Applying the Circular Economy Concept to Smart Cities

In an article for Public Utilities Fortnightly, Guidehouse outlines how cities can reframe themselves as closed loops to create climate-smart hubs

In a circular economy, waste streams are up-cycled for greater value and products are designed for disassembly, reuse, and recycling. This concept, often associated with manufacturing, can also be applied to cities, creating climate-smart hubs to save money, lower emissions, and improve living standards.

In an article in a special series for Public Utilities Fortnightly on smart communities, Preeti Srivastav, associate director at Guidehouse, and Noah Goldstein, director at Guidehouse, said that a city based on circular economy principles would reframe itself as a closed loop, where production of goods is linked to waste streams, where energy is created locally, and where the cities’ people, businesses, and governments build on that value to be healthier, more prosperous, and with a lower carbon footprint.

According to the article, smart cities that take this path will rely on technology-enabled solutions and data to create efficiencies and opportunities that can provide new, more impactful solutions to core smart cities systems, including:

  • Mobility: A circular mobility system would offer more choices and be shared, electrified, autonomous, and multimodal.
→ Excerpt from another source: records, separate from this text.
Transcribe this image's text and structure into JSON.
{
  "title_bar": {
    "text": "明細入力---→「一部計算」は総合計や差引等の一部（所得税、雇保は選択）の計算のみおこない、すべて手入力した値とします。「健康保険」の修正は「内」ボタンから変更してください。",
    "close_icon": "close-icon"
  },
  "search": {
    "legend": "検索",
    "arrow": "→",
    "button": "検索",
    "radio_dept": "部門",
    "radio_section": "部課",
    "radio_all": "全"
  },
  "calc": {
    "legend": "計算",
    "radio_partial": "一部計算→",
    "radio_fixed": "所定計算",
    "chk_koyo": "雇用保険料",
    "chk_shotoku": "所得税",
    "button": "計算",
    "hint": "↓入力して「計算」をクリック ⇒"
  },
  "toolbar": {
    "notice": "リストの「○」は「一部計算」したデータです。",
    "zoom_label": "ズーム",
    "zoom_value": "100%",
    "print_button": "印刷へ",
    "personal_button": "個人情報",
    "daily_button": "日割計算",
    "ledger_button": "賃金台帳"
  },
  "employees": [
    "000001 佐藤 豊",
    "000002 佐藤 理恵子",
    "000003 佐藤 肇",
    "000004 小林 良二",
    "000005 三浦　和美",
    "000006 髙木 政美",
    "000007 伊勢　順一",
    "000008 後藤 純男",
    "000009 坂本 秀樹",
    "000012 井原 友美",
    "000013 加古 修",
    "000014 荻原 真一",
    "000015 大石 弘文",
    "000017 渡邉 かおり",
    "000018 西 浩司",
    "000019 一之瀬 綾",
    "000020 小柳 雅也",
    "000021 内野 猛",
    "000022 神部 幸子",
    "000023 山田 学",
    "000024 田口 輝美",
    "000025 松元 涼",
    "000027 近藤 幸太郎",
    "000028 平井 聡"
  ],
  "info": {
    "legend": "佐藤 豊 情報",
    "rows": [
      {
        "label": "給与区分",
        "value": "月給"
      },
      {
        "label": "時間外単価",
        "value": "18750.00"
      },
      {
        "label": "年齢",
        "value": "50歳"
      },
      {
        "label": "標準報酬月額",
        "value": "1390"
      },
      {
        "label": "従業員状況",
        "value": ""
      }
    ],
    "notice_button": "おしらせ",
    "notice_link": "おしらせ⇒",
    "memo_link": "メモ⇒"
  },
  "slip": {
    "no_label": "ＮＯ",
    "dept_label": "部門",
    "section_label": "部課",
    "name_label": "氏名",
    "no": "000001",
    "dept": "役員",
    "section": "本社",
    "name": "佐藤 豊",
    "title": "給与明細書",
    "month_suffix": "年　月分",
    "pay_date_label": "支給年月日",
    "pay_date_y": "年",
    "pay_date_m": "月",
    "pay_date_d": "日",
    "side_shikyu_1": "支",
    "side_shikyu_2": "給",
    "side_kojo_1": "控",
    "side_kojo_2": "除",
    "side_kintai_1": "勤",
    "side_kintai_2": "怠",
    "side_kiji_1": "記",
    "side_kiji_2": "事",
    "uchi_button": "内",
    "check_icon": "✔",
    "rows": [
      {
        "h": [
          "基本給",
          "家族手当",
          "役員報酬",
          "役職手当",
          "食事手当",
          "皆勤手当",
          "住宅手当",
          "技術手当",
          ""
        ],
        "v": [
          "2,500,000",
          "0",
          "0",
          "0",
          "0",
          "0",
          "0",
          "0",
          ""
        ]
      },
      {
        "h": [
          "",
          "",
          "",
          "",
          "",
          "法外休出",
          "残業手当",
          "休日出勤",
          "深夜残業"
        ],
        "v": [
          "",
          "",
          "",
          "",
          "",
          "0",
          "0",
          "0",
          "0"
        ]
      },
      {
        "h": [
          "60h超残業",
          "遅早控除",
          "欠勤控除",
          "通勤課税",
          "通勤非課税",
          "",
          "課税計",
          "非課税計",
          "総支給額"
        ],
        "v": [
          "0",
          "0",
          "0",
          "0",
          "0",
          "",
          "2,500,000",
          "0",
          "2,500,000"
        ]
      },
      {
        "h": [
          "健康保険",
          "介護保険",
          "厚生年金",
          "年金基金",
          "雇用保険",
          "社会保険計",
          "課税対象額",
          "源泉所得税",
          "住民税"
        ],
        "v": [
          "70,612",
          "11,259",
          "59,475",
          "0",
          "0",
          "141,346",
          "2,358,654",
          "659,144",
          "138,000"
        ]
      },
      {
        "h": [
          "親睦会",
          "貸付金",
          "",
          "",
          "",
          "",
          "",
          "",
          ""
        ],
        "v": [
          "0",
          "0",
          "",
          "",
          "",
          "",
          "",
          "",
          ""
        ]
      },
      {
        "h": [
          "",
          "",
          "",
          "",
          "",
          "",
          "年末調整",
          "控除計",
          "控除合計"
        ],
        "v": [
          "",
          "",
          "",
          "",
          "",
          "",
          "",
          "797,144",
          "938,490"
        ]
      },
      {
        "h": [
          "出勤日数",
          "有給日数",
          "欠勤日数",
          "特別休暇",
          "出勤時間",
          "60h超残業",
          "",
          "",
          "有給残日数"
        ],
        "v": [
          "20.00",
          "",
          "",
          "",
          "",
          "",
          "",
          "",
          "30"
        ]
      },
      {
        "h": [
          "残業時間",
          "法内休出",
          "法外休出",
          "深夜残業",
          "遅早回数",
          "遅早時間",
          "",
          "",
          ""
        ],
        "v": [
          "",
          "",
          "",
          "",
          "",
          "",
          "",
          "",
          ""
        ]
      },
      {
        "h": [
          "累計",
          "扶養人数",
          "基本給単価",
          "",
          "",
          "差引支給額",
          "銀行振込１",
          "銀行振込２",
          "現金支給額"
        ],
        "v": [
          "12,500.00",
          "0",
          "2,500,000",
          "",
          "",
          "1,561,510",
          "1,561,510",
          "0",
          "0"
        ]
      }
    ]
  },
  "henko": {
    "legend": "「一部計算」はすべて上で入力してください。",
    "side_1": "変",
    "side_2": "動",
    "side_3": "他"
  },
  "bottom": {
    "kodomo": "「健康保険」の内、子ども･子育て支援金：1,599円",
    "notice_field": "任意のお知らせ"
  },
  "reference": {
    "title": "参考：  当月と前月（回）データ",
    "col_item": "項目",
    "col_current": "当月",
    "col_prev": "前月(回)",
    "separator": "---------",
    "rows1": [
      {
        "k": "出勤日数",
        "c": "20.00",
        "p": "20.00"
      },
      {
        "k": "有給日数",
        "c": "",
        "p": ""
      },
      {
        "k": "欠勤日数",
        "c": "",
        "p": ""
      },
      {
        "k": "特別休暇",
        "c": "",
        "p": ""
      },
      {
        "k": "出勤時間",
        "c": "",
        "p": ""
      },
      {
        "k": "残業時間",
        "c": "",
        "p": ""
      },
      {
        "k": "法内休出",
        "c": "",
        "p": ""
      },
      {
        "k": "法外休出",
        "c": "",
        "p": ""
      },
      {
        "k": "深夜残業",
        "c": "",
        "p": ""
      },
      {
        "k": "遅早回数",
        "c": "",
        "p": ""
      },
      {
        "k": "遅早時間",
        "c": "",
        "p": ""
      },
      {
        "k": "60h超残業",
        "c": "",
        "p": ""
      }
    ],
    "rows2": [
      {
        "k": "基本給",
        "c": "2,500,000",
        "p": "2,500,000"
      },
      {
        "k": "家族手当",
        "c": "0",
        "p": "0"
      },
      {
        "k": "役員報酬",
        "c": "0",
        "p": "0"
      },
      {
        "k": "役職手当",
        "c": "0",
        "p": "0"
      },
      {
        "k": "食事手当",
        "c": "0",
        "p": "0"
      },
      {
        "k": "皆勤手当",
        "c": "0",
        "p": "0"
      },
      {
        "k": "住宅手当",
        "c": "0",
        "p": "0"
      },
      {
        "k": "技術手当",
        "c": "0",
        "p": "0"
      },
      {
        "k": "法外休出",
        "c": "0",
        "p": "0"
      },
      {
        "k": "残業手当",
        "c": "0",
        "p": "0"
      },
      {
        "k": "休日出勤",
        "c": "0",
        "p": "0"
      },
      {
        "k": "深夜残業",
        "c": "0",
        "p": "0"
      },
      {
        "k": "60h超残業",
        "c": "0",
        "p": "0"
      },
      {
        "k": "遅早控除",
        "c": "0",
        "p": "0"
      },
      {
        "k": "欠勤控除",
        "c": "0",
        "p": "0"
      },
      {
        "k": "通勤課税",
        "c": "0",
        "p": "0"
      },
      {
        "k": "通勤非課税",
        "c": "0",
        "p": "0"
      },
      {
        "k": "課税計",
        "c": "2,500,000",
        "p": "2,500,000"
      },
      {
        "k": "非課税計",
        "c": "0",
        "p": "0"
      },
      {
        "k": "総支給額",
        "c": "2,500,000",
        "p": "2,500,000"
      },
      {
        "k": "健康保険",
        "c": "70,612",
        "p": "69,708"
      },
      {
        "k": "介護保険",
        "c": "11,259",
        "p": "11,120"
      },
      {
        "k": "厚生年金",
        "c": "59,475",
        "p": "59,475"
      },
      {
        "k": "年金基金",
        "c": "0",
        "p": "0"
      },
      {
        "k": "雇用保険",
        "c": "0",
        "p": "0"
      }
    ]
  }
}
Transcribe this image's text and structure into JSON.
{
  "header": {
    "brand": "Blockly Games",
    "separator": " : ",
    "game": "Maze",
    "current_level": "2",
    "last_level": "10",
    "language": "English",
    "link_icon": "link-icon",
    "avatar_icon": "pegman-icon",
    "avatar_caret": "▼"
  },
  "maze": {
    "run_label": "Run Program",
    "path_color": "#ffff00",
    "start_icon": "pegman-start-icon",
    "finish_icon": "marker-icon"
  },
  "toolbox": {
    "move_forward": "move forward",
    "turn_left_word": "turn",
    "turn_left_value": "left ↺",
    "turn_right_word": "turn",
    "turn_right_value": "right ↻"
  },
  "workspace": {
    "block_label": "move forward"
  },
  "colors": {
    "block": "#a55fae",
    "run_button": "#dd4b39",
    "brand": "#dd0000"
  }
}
Individualized mobility would be provided as a service. These systems would mean fewer, better-utilized cars, with such positive side effects including less congestion, less land and investment committed to parking and roads, and less air pollution.
  • Energy: Smart cities and sustainable communities are already careening toward a low carbon future. A core part of that drive is locally derived power. Through renewable power, the emergence of microgrids, and the community choice aggregation revolution, in multiple places, energy is becoming local.
  • Built environment: Smart city technologies are frequently cited as enabling buildings to develop fully closed water, nutrition, material, and energy loops. A circular city would enable space to be highly utilized, thanks to shared and flexible office spaces and flexible, smart, and modular homes.

"Transforming a metropolis that has evolved organically for hundreds of years into a smart interconnected ecosystem represents a difficult challenge; at the same time, it presents a significant opportunity for implementing circular economy and smart city solutions to benefit its citizens," Srivastav and Goldstein said.

Read the Full PUF Article
Back to top